Last summer, as I interviewed Aaron Ciechanover, who won a Nobel Prize in Chemistry in 2004, his country was at war. Three Israeli boys had just been murdered in the West Bank by Palestinians, then a Palestinian boy had been burned to death in retribution by Israelis. While we sat in his lab at the Technion-Israel Institute of Technology in Haifa, to the north of the bombs, missiles were flying over Jerusalem and Tel Aviv, and a Gaza invasion loomed. The mounting conflict troubled but didn’t ruffle Ciechanover, one of Israel’s greatest scientists and statesmen, who patiently and colorfully explained to me one of biology’s most remarkable processes, how a molecular Pac-Man races through our bodies and devours damaged cells.
For over 40 years, Ciechanover has worked to understand these molecular machines, called shredders. Built around a core molecule called ubiquitin, shredders destroy ruined proteins so that our bodies can replace them with fresh parts and not, says Ciechanover, rot like a side of meat, “brownish-greenish and stinking,” in the sun. Ciechanover shared the Nobel Prize with Avram Hershko, his mentor at Technion, and Irwin Rose, a biochemist at the University of California, Irvine. Scientists already understood the genetic code, how genes coded for the creation of proteins. But the shredder helped control the overall process: the degradation of damaged goods, DNA repair, cell division, and immune defense. The shredder enabled biologists to see the wizard behind the screen.
Ciechanover speaks with boundless enthusiasm and charm. He has a great writer’s ability to turn complex subjects into compelling stories. English teachers should study his use of metaphor. The cars he once owned and the places he lived are represented through objects and replicas on his office shelves: a yellow cab from New York City, a series of Tonka Trucks, newly bought from Toys-R-Us in Times Square, to replace the ones he lost during the turbulent moves of childhood. “Toys let us fly on the wings of imagination even though they are very simple,” he says.
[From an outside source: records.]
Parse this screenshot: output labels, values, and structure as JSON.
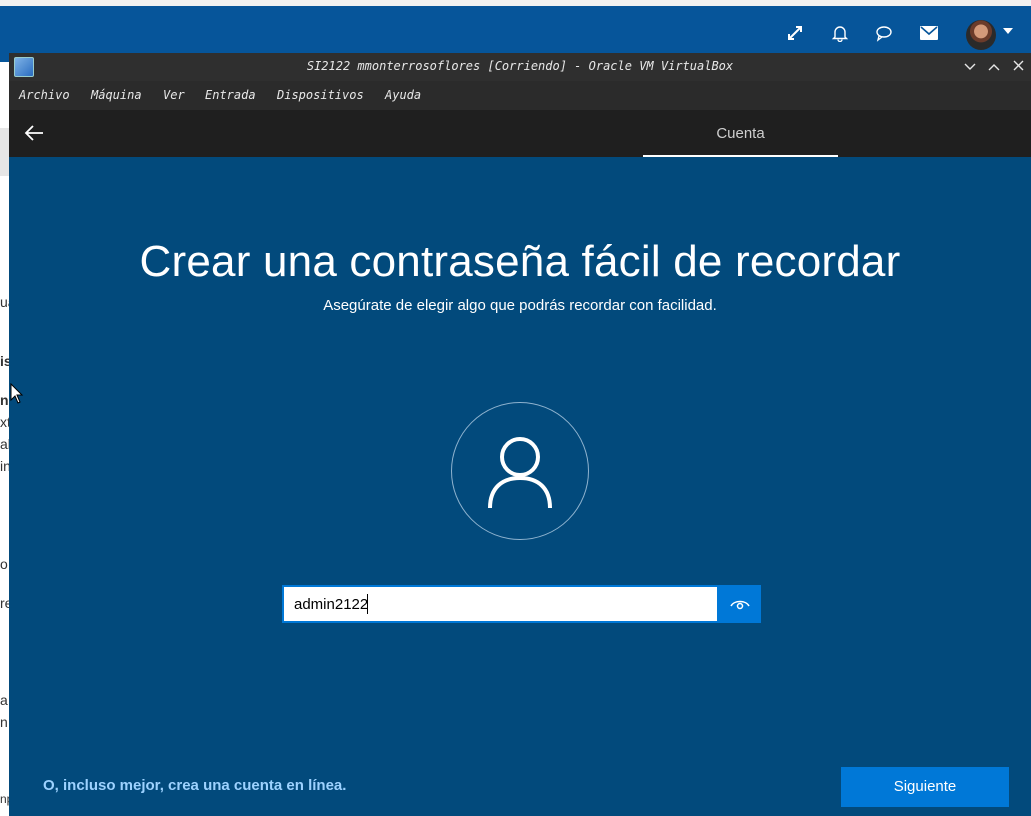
{
  "host": {
    "icons": [
      "expand-icon",
      "bell-icon",
      "chat-bubble-icon",
      "mail-icon"
    ],
    "left_text": [
      "ua",
      "is",
      "n",
      "xtu",
      "al",
      "in",
      "o",
      "re",
      "a",
      "n",
      "np"
    ]
  },
  "vm_window": {
    "title": "SI2122 mmonterrosoflores [Corriendo] - Oracle VM VirtualBox",
    "menu": [
      "Archivo",
      "Máquina",
      "Ver",
      "Entrada",
      "Dispositivos",
      "Ayuda"
    ]
  },
  "oobe": {
    "tab": "Cuenta",
    "title": "Crear una contraseña fácil de recordar",
    "subtitle": "Asegúrate de elegir algo que podrás recordar con facilidad.",
    "password_value": "admin2122",
    "online_link": "O, incluso mejor, crea una cuenta en línea.",
    "next_button": "Siguiente"
  },
  "colors": {
    "host_bar": "#06559a",
    "oobe_background": "#024a7c",
    "accent": "#0078d7",
    "link": "#9dd2ff"
  }
}
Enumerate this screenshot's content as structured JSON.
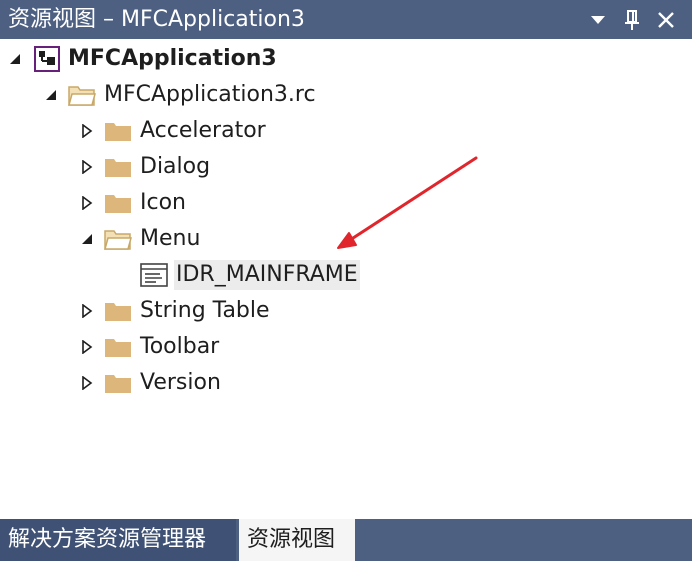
{
  "window": {
    "title": "资源视图 – MFCApplication3",
    "controls": {
      "dropdown_icon": "chevron-down",
      "pin_icon": "pin",
      "close_icon": "close"
    }
  },
  "tree": {
    "root": {
      "label": "MFCApplication3",
      "expanded": true
    },
    "rc_file": {
      "label": "MFCApplication3.rc",
      "expanded": true
    },
    "folders": [
      {
        "label": "Accelerator",
        "expanded": false
      },
      {
        "label": "Dialog",
        "expanded": false
      },
      {
        "label": "Icon",
        "expanded": false
      },
      {
        "label": "Menu",
        "expanded": true
      },
      {
        "label": "String Table",
        "expanded": false
      },
      {
        "label": "Toolbar",
        "expanded": false
      },
      {
        "label": "Version",
        "expanded": false
      }
    ],
    "menu_item": {
      "label": "IDR_MAINFRAME",
      "selected": true
    }
  },
  "tabs": [
    {
      "label": "解决方案资源管理器",
      "active": false
    },
    {
      "label": "资源视图",
      "active": true
    }
  ],
  "colors": {
    "titlebar": "#4d6082",
    "tab_inactive": "#3f5275",
    "tab_active": "#f5f5f5",
    "folder": "#dcb67a",
    "arrow": "#e0262c",
    "selection": "#ececec"
  }
}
For Ciechanover, becoming a great scientist is about the ability to find connections in life and unite them in a singular voice. Doing science, he says, is “like studying in a very good chef’s school in Paris. You don’t do what the chef told you to do, but you use the principles that you learned. You open your own restaurant. And then, it’s up to your imagination what you make.” Almost as much as he loves science, Ciechenover loves Haifa where he was born. He shows me two photos of an identical scene of the city, one taken by day and the other by night. “It’s beautiful here,” he says.” Then he adds, “Pam, enjoy the rest of your stay. Just be careful of the missiles and you’ll be fine.”